A judge declared a mistrial Thursday in the case of Robert "Gene" Pilcher, who was charged with first-degree murder in the death of Mary Jayne Jones. Jurors said they could not agree on whether Pilcher was guilty after a week of deliberations.
The outcome of the trial disappointed Jones' relatives, who had traveled from across the U.S. to attend the trial at the Wapello County Courthouse in Ottumwa. In a statement Thursday afternoon, they said they remained convinced that Pilcher was guilty of a "brutal and senseless murder" despite the jury's split, and called on prosecutors to continue pursuing the case.
"Obviously we wish that in this trial there would have been some justice for my sister, Jayne, and a guilty verdict, but I do not think that any of us will give up on seeing justice in this matter," Jones' sister, Judith Cabanillas, wrote in an email to The Associated Press.
After granting the mistrial, Judge Richard Meadows said Pilcher would face a second trial on March 25. Prosecutors indicated that they would retry Pilcher, who is back in the county jail.
Jones grew up in North Carolina and moved to Ottumwa in 1973 to live with a sister. Remembered as a free spirit, Jones stayed longer than she anticipated, got a job as a waitress at a popular drive-in restaurant and started dating.

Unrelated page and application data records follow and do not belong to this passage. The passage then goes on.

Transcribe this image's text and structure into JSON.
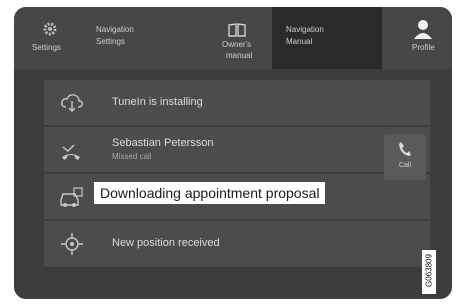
{
  "topbar": {
    "settings": {
      "label": "Settings",
      "icon": "gear-icon"
    },
    "navigation_settings": {
      "label_line1": "Navigation",
      "label_line2": "Settings"
    },
    "owners_manual": {
      "label_line1": "Owner's",
      "label_line2": "manual",
      "icon": "book-icon"
    },
    "navigation_manual": {
      "label_line1": "Navigation",
      "label_line2": "Manual"
    },
    "profile": {
      "label": "Profile",
      "icon": "person-icon"
    }
  },
  "notifications": [
    {
      "title": "TuneIn is installing",
      "icon": "cloud-download-icon"
    },
    {
      "title": "Sebastian Petersson",
      "subtitle": "Missed call",
      "icon": "missed-call-icon",
      "action_label": "Call",
      "action_icon": "phone-icon"
    },
    {
      "title": "Downloading appointment proposal",
      "icon": "car-service-icon"
    },
    {
      "title": "New position received",
      "icon": "position-target-icon"
    }
  ],
  "image_code": "G063809",
  "colors": {
    "screen_bg": "#3d3d3d",
    "topbar_bg": "#474747",
    "active_tab_bg": "#2a2a2a",
    "row_bg": "#4c4c4c",
    "highlight_bg": "#ffffff"
  }
}
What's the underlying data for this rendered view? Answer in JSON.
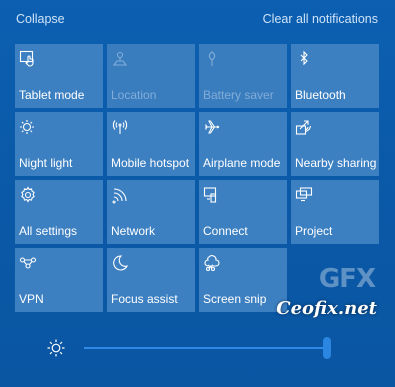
{
  "header": {
    "collapse_label": "Collapse",
    "clear_label": "Clear all notifications"
  },
  "tiles": [
    {
      "label": "Tablet mode",
      "icon": "tablet-mode-icon",
      "enabled": true
    },
    {
      "label": "Location",
      "icon": "location-icon",
      "enabled": false
    },
    {
      "label": "Battery saver",
      "icon": "battery-saver-icon",
      "enabled": false
    },
    {
      "label": "Bluetooth",
      "icon": "bluetooth-icon",
      "enabled": true
    },
    {
      "label": "Night light",
      "icon": "night-light-icon",
      "enabled": true
    },
    {
      "label": "Mobile hotspot",
      "icon": "mobile-hotspot-icon",
      "enabled": true
    },
    {
      "label": "Airplane mode",
      "icon": "airplane-icon",
      "enabled": true
    },
    {
      "label": "Nearby sharing",
      "icon": "nearby-sharing-icon",
      "enabled": true
    },
    {
      "label": "All settings",
      "icon": "gear-icon",
      "enabled": true
    },
    {
      "label": "Network",
      "icon": "network-icon",
      "enabled": true
    },
    {
      "label": "Connect",
      "icon": "connect-icon",
      "enabled": true
    },
    {
      "label": "Project",
      "icon": "project-icon",
      "enabled": true
    },
    {
      "label": "VPN",
      "icon": "vpn-icon",
      "enabled": true
    },
    {
      "label": "Focus assist",
      "icon": "moon-icon",
      "enabled": true
    },
    {
      "label": "Screen snip",
      "icon": "screen-snip-icon",
      "enabled": true
    }
  ],
  "brightness": {
    "icon": "brightness-icon",
    "level": 1.0
  },
  "watermark": {
    "logo": "GFX",
    "text": "Ceofix.net"
  },
  "colors": {
    "background": "#0b5aa8",
    "tile": "#3d80c2",
    "accent": "#2a86e0"
  }
}
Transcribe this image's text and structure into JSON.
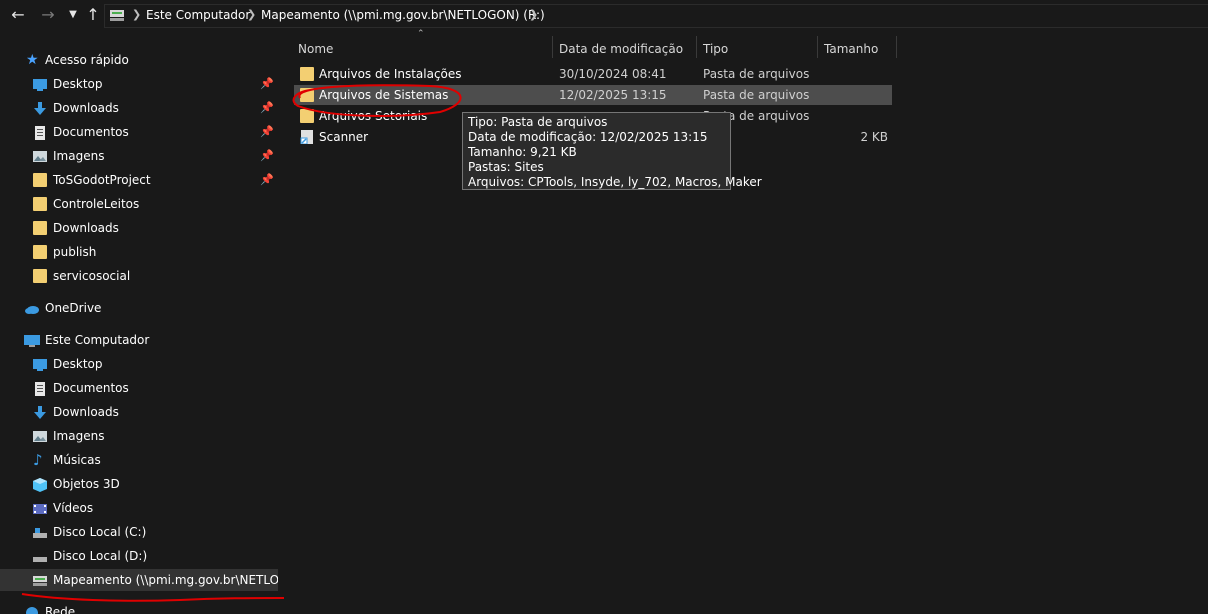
{
  "nav": {
    "back_icon": "arrow-left-icon",
    "forward_icon": "arrow-right-icon",
    "recent_icon": "chevron-down-icon",
    "up_icon": "arrow-up-icon",
    "breadcrumb": [
      "Este Computador",
      "Mapeamento (\\\\pmi.mg.gov.br\\NETLOGON) (R:)"
    ]
  },
  "sidebar": {
    "quick_access": {
      "label": "Acesso rápido",
      "items": [
        {
          "label": "Desktop",
          "icon": "desktop-icon",
          "pinned": true
        },
        {
          "label": "Downloads",
          "icon": "download-icon",
          "pinned": true
        },
        {
          "label": "Documentos",
          "icon": "document-icon",
          "pinned": true
        },
        {
          "label": "Imagens",
          "icon": "pictures-icon",
          "pinned": true
        },
        {
          "label": "ToSGodotProject",
          "icon": "folder-icon",
          "pinned": true
        },
        {
          "label": "ControleLeitos",
          "icon": "folder-icon",
          "pinned": false
        },
        {
          "label": "Downloads",
          "icon": "folder-icon",
          "pinned": false
        },
        {
          "label": "publish",
          "icon": "folder-icon",
          "pinned": false
        },
        {
          "label": "servicosocial",
          "icon": "folder-icon",
          "pinned": false
        }
      ]
    },
    "onedrive": {
      "label": "OneDrive"
    },
    "this_pc": {
      "label": "Este Computador",
      "items": [
        {
          "label": "Desktop",
          "icon": "desktop-icon"
        },
        {
          "label": "Documentos",
          "icon": "document-icon"
        },
        {
          "label": "Downloads",
          "icon": "download-icon"
        },
        {
          "label": "Imagens",
          "icon": "pictures-icon"
        },
        {
          "label": "Músicas",
          "icon": "music-icon"
        },
        {
          "label": "Objetos 3D",
          "icon": "cube-icon"
        },
        {
          "label": "Vídeos",
          "icon": "video-icon"
        },
        {
          "label": "Disco Local (C:)",
          "icon": "drive-icon"
        },
        {
          "label": "Disco Local (D:)",
          "icon": "drive-icon"
        },
        {
          "label": "Mapeamento (\\\\pmi.mg.gov.br\\NETLOGO",
          "icon": "network-drive-icon",
          "selected": true
        }
      ]
    },
    "network": {
      "label": "Rede"
    }
  },
  "columns": {
    "name": "Nome",
    "date": "Data de modificação",
    "type": "Tipo",
    "size": "Tamanho"
  },
  "files": [
    {
      "name": "Arquivos de Instalações",
      "date": "30/10/2024 08:41",
      "type": "Pasta de arquivos",
      "size": ""
    },
    {
      "name": "Arquivos de Sistemas",
      "date": "12/02/2025 13:15",
      "type": "Pasta de arquivos",
      "size": ""
    },
    {
      "name": "Arquivos Setoriais",
      "date": "",
      "type": "Pasta de arquivos",
      "size": ""
    },
    {
      "name": "Scanner",
      "date": "",
      "type": "o",
      "size": "2 KB"
    }
  ],
  "tooltip": {
    "line1": "Tipo: Pasta de arquivos",
    "line2": "Data de modificação: 12/02/2025 13:15",
    "line3": "Tamanho: 9,21 KB",
    "line4": "Pastas: Sites",
    "line5": "Arquivos: CPTools, Insyde, ly_702, Macros, Maker"
  },
  "colors": {
    "background": "#191919",
    "hover_row": "#4d4d4d",
    "selected_sidebar": "#333333",
    "folder": "#f3cf72",
    "annotation": "#e00000"
  }
}
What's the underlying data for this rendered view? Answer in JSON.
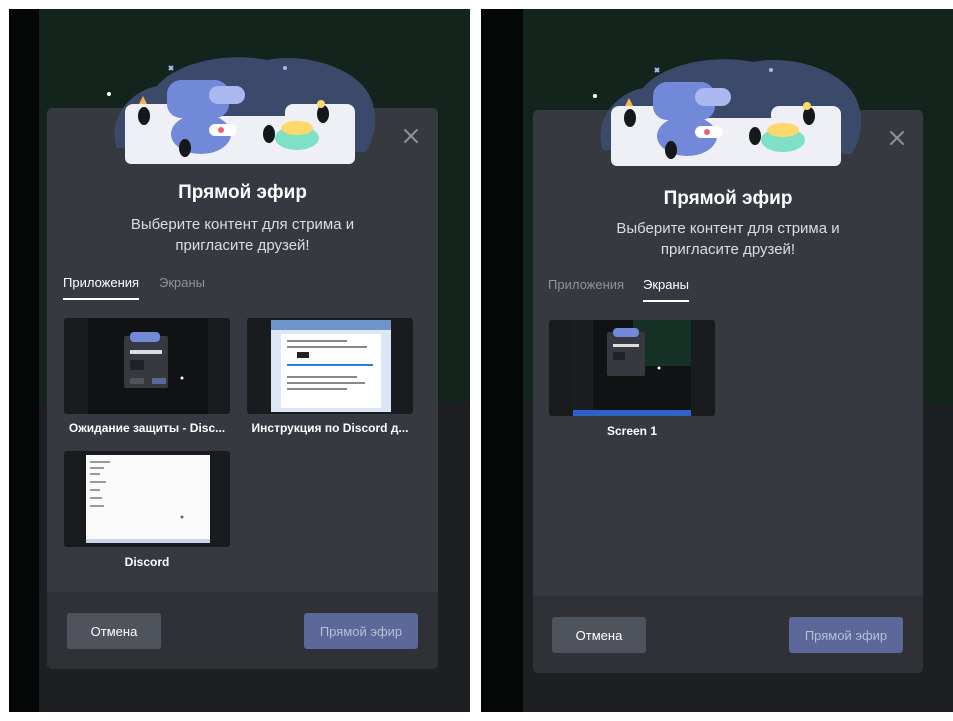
{
  "left": {
    "title": "Прямой эфир",
    "subtitle_line1": "Выберите контент для стрима и",
    "subtitle_line2": "пригласите друзей!",
    "tabs": [
      {
        "label": "Приложения",
        "active": true
      },
      {
        "label": "Экраны",
        "active": false
      }
    ],
    "sources": [
      {
        "label": "Ожидание защиты - Disc..."
      },
      {
        "label": "Инструкция по Discord д..."
      },
      {
        "label": "Discord"
      }
    ],
    "cancel_label": "Отмена",
    "live_label": "Прямой эфир"
  },
  "right": {
    "title": "Прямой эфир",
    "subtitle_line1": "Выберите контент для стрима и",
    "subtitle_line2": "пригласите друзей!",
    "tabs": [
      {
        "label": "Приложения",
        "active": false
      },
      {
        "label": "Экраны",
        "active": true
      }
    ],
    "sources": [
      {
        "label": "Screen 1"
      }
    ],
    "cancel_label": "Отмена",
    "live_label": "Прямой эфир"
  },
  "colors": {
    "modal_bg": "#36393f",
    "footer_bg": "#2f3136",
    "blurple_disabled": "#5c679a",
    "cancel_bg": "#4f545c",
    "backdrop_green": "#13241d"
  }
}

Investigators say she was last seen at a downtown Ottumwa bank on April 9, 1974. Hours later, her naked, bruised and bloody body was discovered on a bed in a farmhouse down a gravel road about seven miles away. Investigators say she was beaten with a shotgun found broken in the home, possibly sexually assaulted and then shot at close range with a rifle — once in the heart, once in the head.